There are various reasons you might be interested in recording in real time the audio output of programs or games running on your computer. By default, when you use a recording software, the source of capture is either an integrated microphone or one you have plugged into your input jack. Here I’m going to explain how to activate the Sound Mixer channel on your PC, and offer a few tips for recording audio on computers that have that channel blocked.
Activate disabled devices
Before the panic spreads, you need to do little fiddling. In the latest versions of Windows, all recording devices that do not use the microphone jack are disabled by default, meaning that when you go to choose Sound Mixer as the audio source from any recording software, it doesn’t show up.
To activate it we have to access the Sound configuration menu, whether by typing into the Run bar the filename MMSYS.CPL or by right-clicking on the speaker icon on the desktop shortcut bar and selecting “Recording Devices.”
Then, right-clicking inside the box that lists your audio sources (where you might only find your microphone), you have to tick the options to “Show disabled devices” and “Show disconnected devices.” This should make more sources appear such as your CD/DVD drive to record audio when you insert a music disc or input jack, which is what comes out of your speakers. To assign a default audio source, double-click on the desired source.
The input jack doesn’t appear—what should I do?
In Windows 7 and 8, which come installed on certain machines (principally on particular brands of laptops, such as Sony VAIO), there is a huge problem: a totally nonsensical protection system prevents you from recording the sound the comes directly from your speakers, presumably to stymie those who would “illegally” copy music from CDs to other formats. But seriously—what happens to other users who need this functionality for the manifold other use cases out there?
Before taking drastic measures, it might be a good idea to try to completely erase the sound drivers that control your audio system (whether a card or integrated into the motherboard) using the device manager and reinstall the drivers from the official webpages of the manufacturers themselves rather that the ones installed by your operating system.
A virtual audio input jack
If this doesn’t work, there’s an app that can likely sort this mess out for you. Virtual Audio Cable is a set of drivers that lets you create virtual audio inputs and outputs; you can assign to it whichever sound source you want.

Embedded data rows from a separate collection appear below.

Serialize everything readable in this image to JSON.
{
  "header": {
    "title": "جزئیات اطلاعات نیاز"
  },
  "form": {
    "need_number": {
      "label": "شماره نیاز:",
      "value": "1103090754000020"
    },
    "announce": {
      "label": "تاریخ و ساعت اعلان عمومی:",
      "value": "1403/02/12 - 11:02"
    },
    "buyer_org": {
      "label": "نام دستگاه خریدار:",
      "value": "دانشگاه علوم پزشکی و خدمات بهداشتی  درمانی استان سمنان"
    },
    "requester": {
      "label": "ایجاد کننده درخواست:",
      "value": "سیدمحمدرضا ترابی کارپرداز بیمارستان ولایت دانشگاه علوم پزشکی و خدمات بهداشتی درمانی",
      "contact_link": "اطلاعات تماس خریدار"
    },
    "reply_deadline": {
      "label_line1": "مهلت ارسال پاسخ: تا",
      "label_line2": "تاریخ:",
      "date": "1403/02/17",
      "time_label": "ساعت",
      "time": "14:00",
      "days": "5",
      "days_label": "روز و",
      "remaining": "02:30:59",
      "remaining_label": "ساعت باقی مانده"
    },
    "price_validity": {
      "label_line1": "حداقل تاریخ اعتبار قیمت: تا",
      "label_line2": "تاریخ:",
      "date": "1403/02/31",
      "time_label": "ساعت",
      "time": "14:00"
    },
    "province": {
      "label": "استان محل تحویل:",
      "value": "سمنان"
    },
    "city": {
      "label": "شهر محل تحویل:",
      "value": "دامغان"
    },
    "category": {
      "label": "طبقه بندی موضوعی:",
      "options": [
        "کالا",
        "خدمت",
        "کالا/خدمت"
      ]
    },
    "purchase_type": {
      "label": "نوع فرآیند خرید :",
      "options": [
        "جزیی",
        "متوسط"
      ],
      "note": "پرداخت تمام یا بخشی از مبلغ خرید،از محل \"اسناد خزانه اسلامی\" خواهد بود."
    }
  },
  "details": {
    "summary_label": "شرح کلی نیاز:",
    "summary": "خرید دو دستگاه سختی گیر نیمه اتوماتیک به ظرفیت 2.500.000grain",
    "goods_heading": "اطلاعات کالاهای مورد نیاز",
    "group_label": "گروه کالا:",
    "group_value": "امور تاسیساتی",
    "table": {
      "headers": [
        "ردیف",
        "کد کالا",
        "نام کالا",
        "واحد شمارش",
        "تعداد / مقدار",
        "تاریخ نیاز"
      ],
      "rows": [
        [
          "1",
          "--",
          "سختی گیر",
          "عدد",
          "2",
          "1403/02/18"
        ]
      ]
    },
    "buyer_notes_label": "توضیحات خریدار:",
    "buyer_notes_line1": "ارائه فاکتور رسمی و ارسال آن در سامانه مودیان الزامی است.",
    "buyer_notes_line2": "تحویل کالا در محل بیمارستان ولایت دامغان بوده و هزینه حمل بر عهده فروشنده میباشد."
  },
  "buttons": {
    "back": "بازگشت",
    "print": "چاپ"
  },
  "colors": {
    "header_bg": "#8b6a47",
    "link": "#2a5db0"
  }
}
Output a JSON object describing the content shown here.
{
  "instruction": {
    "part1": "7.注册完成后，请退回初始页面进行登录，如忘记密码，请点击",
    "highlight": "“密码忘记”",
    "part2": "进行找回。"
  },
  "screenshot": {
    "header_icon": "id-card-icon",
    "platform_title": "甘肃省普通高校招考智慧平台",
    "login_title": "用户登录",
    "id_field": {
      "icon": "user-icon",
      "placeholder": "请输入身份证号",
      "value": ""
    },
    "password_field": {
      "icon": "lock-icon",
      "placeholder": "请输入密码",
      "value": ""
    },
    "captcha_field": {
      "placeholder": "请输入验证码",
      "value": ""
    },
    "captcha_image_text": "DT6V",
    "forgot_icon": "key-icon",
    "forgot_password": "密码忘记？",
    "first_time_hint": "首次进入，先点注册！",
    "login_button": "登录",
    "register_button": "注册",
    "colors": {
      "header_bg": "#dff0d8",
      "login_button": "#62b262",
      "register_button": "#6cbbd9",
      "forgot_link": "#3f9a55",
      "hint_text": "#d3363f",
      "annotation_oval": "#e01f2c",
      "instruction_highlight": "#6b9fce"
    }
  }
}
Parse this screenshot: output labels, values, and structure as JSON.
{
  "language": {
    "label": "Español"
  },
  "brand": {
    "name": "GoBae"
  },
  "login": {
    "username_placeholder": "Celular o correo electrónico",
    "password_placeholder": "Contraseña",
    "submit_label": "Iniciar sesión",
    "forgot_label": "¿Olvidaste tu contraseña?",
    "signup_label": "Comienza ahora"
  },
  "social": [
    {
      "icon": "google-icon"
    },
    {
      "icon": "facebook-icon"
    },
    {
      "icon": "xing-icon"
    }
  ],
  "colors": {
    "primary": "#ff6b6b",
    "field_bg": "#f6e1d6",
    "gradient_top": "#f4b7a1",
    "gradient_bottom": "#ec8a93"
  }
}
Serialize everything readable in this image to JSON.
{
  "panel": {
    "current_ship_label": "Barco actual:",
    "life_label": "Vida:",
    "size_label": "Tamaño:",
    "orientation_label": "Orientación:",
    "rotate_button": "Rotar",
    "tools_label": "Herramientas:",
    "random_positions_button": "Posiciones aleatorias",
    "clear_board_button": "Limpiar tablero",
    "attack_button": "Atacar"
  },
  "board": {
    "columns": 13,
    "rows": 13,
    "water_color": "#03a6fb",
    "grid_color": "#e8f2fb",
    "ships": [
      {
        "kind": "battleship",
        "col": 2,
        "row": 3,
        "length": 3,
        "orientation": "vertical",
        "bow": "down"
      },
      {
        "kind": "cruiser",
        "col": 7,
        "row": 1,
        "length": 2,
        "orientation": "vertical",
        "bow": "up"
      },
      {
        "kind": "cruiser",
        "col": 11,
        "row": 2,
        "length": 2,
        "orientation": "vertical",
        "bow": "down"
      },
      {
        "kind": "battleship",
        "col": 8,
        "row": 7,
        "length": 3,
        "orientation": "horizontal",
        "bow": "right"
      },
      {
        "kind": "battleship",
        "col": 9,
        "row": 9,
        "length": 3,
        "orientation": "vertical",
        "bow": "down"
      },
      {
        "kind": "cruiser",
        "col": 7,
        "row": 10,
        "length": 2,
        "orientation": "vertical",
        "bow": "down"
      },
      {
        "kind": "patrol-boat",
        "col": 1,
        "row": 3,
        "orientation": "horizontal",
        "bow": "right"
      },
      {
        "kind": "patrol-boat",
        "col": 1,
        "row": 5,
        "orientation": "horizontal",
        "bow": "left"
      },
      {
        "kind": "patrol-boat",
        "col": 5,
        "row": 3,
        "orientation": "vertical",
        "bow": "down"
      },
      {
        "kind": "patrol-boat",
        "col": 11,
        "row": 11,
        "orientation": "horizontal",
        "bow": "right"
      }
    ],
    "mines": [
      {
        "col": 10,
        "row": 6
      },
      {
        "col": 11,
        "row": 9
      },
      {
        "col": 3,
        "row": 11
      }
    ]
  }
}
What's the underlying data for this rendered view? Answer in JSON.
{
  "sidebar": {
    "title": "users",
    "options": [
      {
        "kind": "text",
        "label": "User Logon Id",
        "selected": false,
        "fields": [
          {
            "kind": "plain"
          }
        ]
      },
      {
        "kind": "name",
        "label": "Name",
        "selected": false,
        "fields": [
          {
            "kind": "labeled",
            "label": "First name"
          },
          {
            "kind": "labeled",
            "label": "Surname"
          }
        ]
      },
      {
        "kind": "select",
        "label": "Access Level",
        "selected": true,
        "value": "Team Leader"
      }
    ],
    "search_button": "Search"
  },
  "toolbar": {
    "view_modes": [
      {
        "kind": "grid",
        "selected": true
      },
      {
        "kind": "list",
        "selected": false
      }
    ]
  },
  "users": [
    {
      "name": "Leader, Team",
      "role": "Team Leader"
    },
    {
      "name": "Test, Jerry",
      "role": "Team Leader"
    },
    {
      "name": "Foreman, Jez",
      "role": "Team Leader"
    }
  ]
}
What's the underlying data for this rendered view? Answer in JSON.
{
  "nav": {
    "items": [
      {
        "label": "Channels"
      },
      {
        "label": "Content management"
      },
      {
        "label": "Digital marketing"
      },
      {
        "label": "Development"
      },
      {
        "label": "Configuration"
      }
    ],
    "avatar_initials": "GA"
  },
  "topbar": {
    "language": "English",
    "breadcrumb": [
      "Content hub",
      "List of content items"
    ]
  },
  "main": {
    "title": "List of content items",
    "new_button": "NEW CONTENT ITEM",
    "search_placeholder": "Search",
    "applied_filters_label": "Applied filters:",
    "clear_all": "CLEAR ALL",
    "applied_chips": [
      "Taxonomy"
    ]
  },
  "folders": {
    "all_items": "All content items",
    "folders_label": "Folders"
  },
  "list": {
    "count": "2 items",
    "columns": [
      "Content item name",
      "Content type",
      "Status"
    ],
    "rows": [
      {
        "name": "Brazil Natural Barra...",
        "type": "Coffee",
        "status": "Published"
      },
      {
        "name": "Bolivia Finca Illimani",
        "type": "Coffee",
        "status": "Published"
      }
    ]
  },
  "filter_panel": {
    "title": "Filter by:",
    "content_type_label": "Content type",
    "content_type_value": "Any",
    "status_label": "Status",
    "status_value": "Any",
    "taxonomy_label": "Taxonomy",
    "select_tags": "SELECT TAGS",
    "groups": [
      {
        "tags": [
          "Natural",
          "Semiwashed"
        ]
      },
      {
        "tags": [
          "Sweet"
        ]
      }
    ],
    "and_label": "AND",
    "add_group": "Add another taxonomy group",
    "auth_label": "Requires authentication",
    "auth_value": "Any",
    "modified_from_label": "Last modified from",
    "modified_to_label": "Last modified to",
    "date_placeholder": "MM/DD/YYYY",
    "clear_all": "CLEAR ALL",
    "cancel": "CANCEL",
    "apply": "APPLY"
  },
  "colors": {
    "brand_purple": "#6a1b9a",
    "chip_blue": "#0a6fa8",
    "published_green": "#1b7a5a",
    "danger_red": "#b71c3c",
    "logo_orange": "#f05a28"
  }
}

That is, you can create a sound source that plays the sound from whichever input you want, leap-frogging the aforementioned protection system.
Once you’ve installed it, by accessing the Audio Repeater included in the app, you can select the input device that you want for the virtual input and output channels, which you can view by accessing the Sound menu as I explained earlier. Now, in both the sound player and recording devices fields you’ll see new sources called “Virtual Audio Cable”.
In addition, from the “Virtual Audio Cable Control Panel” you can configure all the values related to audio quality, delay, compression, or the comb filter within an audio spectrum analyzer. It’s not necessary to mess with any of this in order for the app to work, although the most experienced audio editors will be supremely grateful for all these options.
Download Virtual Audio Cable on Uptodown
Simulate audio input with a splitter
If the aforementioned program seems too annoying (though trust me, it’s not!), there is always a slightly less orthodox but equally functional alternative. This consists of connecting the actual speaker output jack to the microphone jack on your computer using a male-to-male jack cable, meaning that when you select the microphone input as your recording device, what your computer will actually capture is obviously what’s sounding from your speakers. The problem is that you can’t actually hear the sound coming from your computer, so you can’t control your recordings. There is another spartan solution to this problem.
A jack signal splitter is a small device you can find in any electronics store or superstore at a very low price. You connect it to your speaker jack between the male-to-male cable and the connector itself, and then into the other connector you can plug in either speakers or headphones.
The only inconvenience with this system is that the audio quality might be weaker or become a bit noisy if you use a cable that is too long, or if you use several low-quality cables. Nevertheless, this can still get you out of a pinch if all the other methods described above have proved fruitless.